Common health issues
- Panosteitis is inflammation of the long bones that causes pain and lameness in young large breed dogs. The pain occurs in both the front and hind limbs and can seem to shift between different limbs. Eventually, dogs will outgrow the condition, but may need medication to alleviate discomfort for severe symptoms.
- Megaesophagus is a dilation of the esophagus due to the loss of normal muscular contraction. The condition is often see shortly after weaning, when puppies begin to regurgitate food and may fail to thrive. Regurgitation may lead to pneumonia if stomach contents are regurgitated and inhaled. This condition cannot be cured, but may be managed with controlled feedings.
- Hip dysplasia is an inherited condition in which the ball and socket of the hip joint do not fit well together, resulting in a hip with increased laxity.
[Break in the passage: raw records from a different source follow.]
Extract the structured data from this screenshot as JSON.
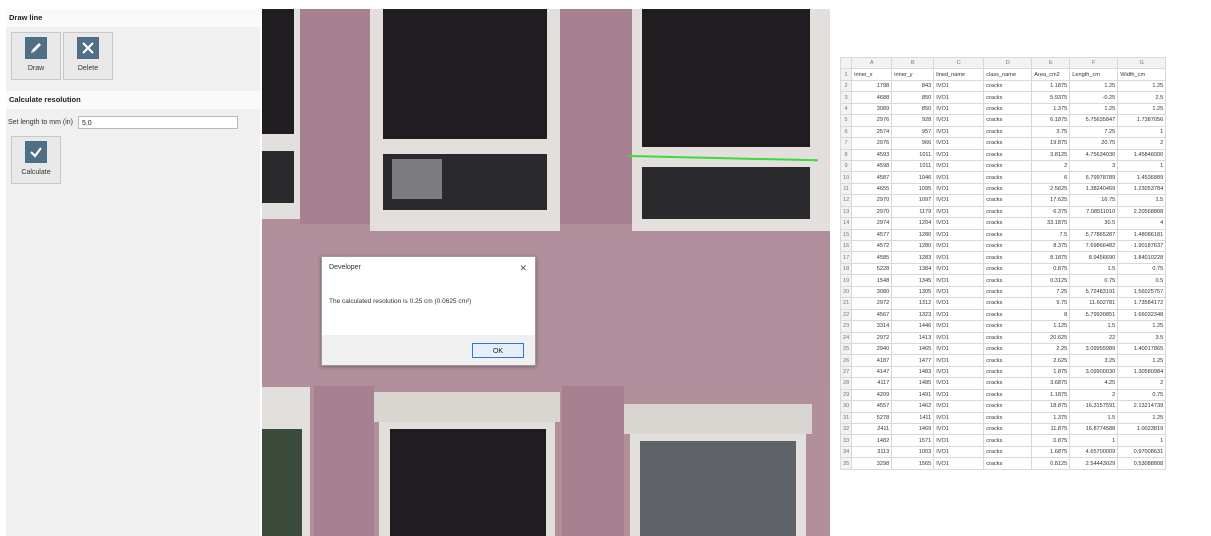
{
  "draw_line": {
    "section_title": "Draw line",
    "draw_label": "Draw",
    "delete_label": "Delete"
  },
  "calculate_resolution": {
    "section_title": "Calculate resolution",
    "set_length_label": "Set length to mm (in)",
    "length_value": "5.0",
    "calculate_label": "Calculate"
  },
  "dialog": {
    "title": "Developer",
    "close": "✕",
    "message": "The calculated resolution is 0.25 cm (0.0625 cm²)",
    "ok_label": "OK"
  },
  "colors": {
    "accent": "#4f6f86",
    "crack_line": "#3adb3a",
    "dialog_ok_border": "#2b79d4"
  },
  "spreadsheet": {
    "col_letters": [
      "A",
      "B",
      "C",
      "D",
      "E",
      "F",
      "G"
    ],
    "headers": [
      "inner_x",
      "inner_y",
      "lined_name",
      "class_name",
      "Area_cm2",
      "Length_cm",
      "Width_cm"
    ],
    "rows": [
      [
        "1798",
        "843",
        "IVO1",
        "cracks",
        "1.1875",
        "1.25",
        "1.25"
      ],
      [
        "4688",
        "850",
        "IVO1",
        "cracks",
        "5.9375",
        "-0.25",
        "2.5"
      ],
      [
        "3089",
        "850",
        "IVO1",
        "cracks",
        "1.375",
        "1.25",
        "1.25"
      ],
      [
        "2976",
        "928",
        "IVO1",
        "cracks",
        "6.1875",
        "5.75635847",
        "1.7387056"
      ],
      [
        "2574",
        "957",
        "IVO1",
        "cracks",
        "3.75",
        "7.25",
        "1"
      ],
      [
        "2976",
        "966",
        "IVO1",
        "cracks",
        "19.875",
        "20.75",
        "2"
      ],
      [
        "4593",
        "1011",
        "IVO1",
        "cracks",
        "3.8125",
        "4.75634030",
        "1.45846000"
      ],
      [
        "4598",
        "1011",
        "IVO1",
        "cracks",
        "2",
        "3",
        "1"
      ],
      [
        "4587",
        "1046",
        "IVO1",
        "cracks",
        "6",
        "6.79978789",
        "1.4536889"
      ],
      [
        "4655",
        "1095",
        "IVO1",
        "cracks",
        "2.5625",
        "1.38240469",
        "1.23053784"
      ],
      [
        "2970",
        "1097",
        "IVO1",
        "cracks",
        "17.625",
        "16.75",
        "1.5"
      ],
      [
        "2970",
        "1179",
        "IVO1",
        "cracks",
        "6.375",
        "7.08511010",
        "2.20568808"
      ],
      [
        "2974",
        "1204",
        "IVO1",
        "cracks",
        "33.1875",
        "30.5",
        "4"
      ],
      [
        "4577",
        "1280",
        "IVO1",
        "cracks",
        "7.5",
        "5.77865287",
        "1.48086181"
      ],
      [
        "4572",
        "1280",
        "IVO1",
        "cracks",
        "8.375",
        "7.69866482",
        "1.90187637"
      ],
      [
        "4585",
        "1283",
        "IVO1",
        "cracks",
        "8.1875",
        "8.9456690",
        "1.84010228"
      ],
      [
        "5228",
        "1384",
        "IVO1",
        "cracks",
        "0.875",
        "1.5",
        "0.75"
      ],
      [
        "1548",
        "1345",
        "IVO1",
        "cracks",
        "0.3125",
        "0.75",
        "0.5"
      ],
      [
        "3080",
        "1305",
        "IVO1",
        "cracks",
        "7.25",
        "5.72483191",
        "1.56025757"
      ],
      [
        "2972",
        "1312",
        "IVO1",
        "cracks",
        "9.75",
        "11.602781",
        "1.73584172"
      ],
      [
        "4567",
        "1323",
        "IVO1",
        "cracks",
        "8",
        "5.79930851",
        "1.66032348"
      ],
      [
        "3314",
        "1446",
        "IVO1",
        "cracks",
        "1.125",
        "1.5",
        "1.25"
      ],
      [
        "2972",
        "1413",
        "IVO1",
        "cracks",
        "20.625",
        "22",
        "3.5"
      ],
      [
        "2940",
        "1465",
        "IVO1",
        "cracks",
        "2.25",
        "3.09955989",
        "1.40017865"
      ],
      [
        "4187",
        "1477",
        "IVO1",
        "cracks",
        "2.625",
        "3.25",
        "1.25"
      ],
      [
        "4147",
        "1483",
        "IVO1",
        "cracks",
        "1.875",
        "3.09900030",
        "1.30580984"
      ],
      [
        "4117",
        "1485",
        "IVO1",
        "cracks",
        "3.6875",
        "4.25",
        "2"
      ],
      [
        "4209",
        "1491",
        "IVO1",
        "cracks",
        "1.1875",
        "2",
        "0.75"
      ],
      [
        "4557",
        "1462",
        "IVO1",
        "cracks",
        "18.875",
        "16.3157591",
        "2.13214739"
      ],
      [
        "5278",
        "1411",
        "IVO1",
        "cracks",
        "1.375",
        "1.5",
        "1.25"
      ],
      [
        "2411",
        "1469",
        "IVO1",
        "cracks",
        "11.875",
        "16.8774588",
        "1.0023819"
      ],
      [
        "1482",
        "1571",
        "IVO1",
        "cracks",
        "0.875",
        "1",
        "1"
      ],
      [
        "3113",
        "1003",
        "IVO1",
        "cracks",
        "1.6875",
        "4.65700009",
        "0.97008631"
      ],
      [
        "3298",
        "1565",
        "IVO1",
        "cracks",
        "0.8125",
        "2.54443029",
        "0.53088808"
      ]
    ]
  }
}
This laxity can lead to degenerative changes and depending on the severity, may require surgical correction.
- GDV (or bloat) describes a condition whereby a dog's stomach becomes dilated with air and then, while dilated, twists over on itself, effectively sealing the stomach. The most common sign of bloat is a firm, distended stomach, especially if it seems to occur rapidly. GDV is one of the true life-threatening emergencies in dogs and many cases require emergency surgery.
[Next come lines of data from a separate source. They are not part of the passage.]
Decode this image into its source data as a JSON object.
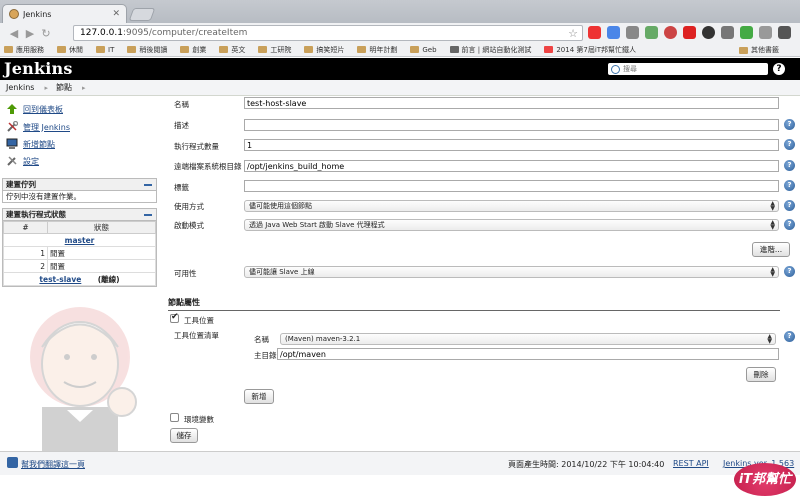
{
  "browser": {
    "tab_title": "Jenkins",
    "url_host": "127.0.0.1",
    "url_rest": ":9095/computer/createItem",
    "bookmarks": [
      "應用服務",
      "休閒",
      "IT",
      "稍後閱讀",
      "創業",
      "英文",
      "工研院",
      "搞笑短片",
      "明年計劃",
      "Geb",
      "前言 | 網站自動化測試",
      "2014 第7屆iT邦幫忙鐵人"
    ],
    "bookmarks_other": "其他書籤"
  },
  "header": {
    "logo": "Jenkins",
    "search_placeholder": "搜尋",
    "help": "?"
  },
  "breadcrumbs": [
    "Jenkins",
    "節點"
  ],
  "side": {
    "tasks": [
      "回到儀表板",
      "管理 Jenkins",
      "新增節點",
      "設定"
    ],
    "build_queue": {
      "title": "建置佇列",
      "empty_text": "佇列中沒有建置作業。"
    },
    "executors": {
      "title": "建置執行程式狀態",
      "col_num": "#",
      "col_status": "狀態",
      "master": "master",
      "rows": [
        {
          "num": "1",
          "status": "閒置"
        },
        {
          "num": "2",
          "status": "閒置"
        }
      ],
      "slave_name": "test-slave",
      "slave_status": "(離線)"
    }
  },
  "form": {
    "name_label": "名稱",
    "name_value": "test-host-slave",
    "desc_label": "描述",
    "desc_value": "",
    "executors_label": "執行程式數量",
    "executors_value": "1",
    "remote_root_label": "遠端檔案系統根目錄",
    "remote_root_value": "/opt/jenkins_build_home",
    "labels_label": "標籤",
    "labels_value": "",
    "usage_label": "使用方式",
    "usage_value": "儘可能使用這個節點",
    "launch_label": "啟動模式",
    "launch_value": "透過 Java Web Start 啟動 Slave 代理程式",
    "advanced_button": "進階...",
    "availability_label": "可用性",
    "availability_value": "儘可能讓 Slave 上線",
    "node_props_title": "節點屬性",
    "tool_locations_label": "工具位置",
    "tool_list_label": "工具位置清單",
    "tool_name_label": "名稱",
    "tool_name_value": "(Maven) maven-3.2.1",
    "tool_home_label": "主目錄",
    "tool_home_value": "/opt/maven",
    "delete_button": "刪除",
    "add_button": "新增",
    "env_vars_label": "環境變數",
    "save_button": "儲存",
    "help_glyph": "?"
  },
  "footer": {
    "translate_link": "幫我們翻譯這一頁",
    "generated": "頁面產生時間: 2014/10/22 下午 10:04:40",
    "rest_api": "REST API",
    "version": "Jenkins ver. 1.563"
  },
  "watermark": "iT邦幫忙"
}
- Perianal fistula, or anal furunculosis, is a chronic, ulcerative inflammatory disease of the tissues around the anus, most often seen in German Shepherds. The exact cause of the disease is still undetermined, but the broad tail base and low tail carriage common to the breed are thought to be responsible for an increased incidence of infection in the area. Unfortunately, no specific medical or surgical treatment has been found to be consistently effective and many different therapies are often attempted to control the problem. Possible treatments and/or surgeries: $500 to $10,000+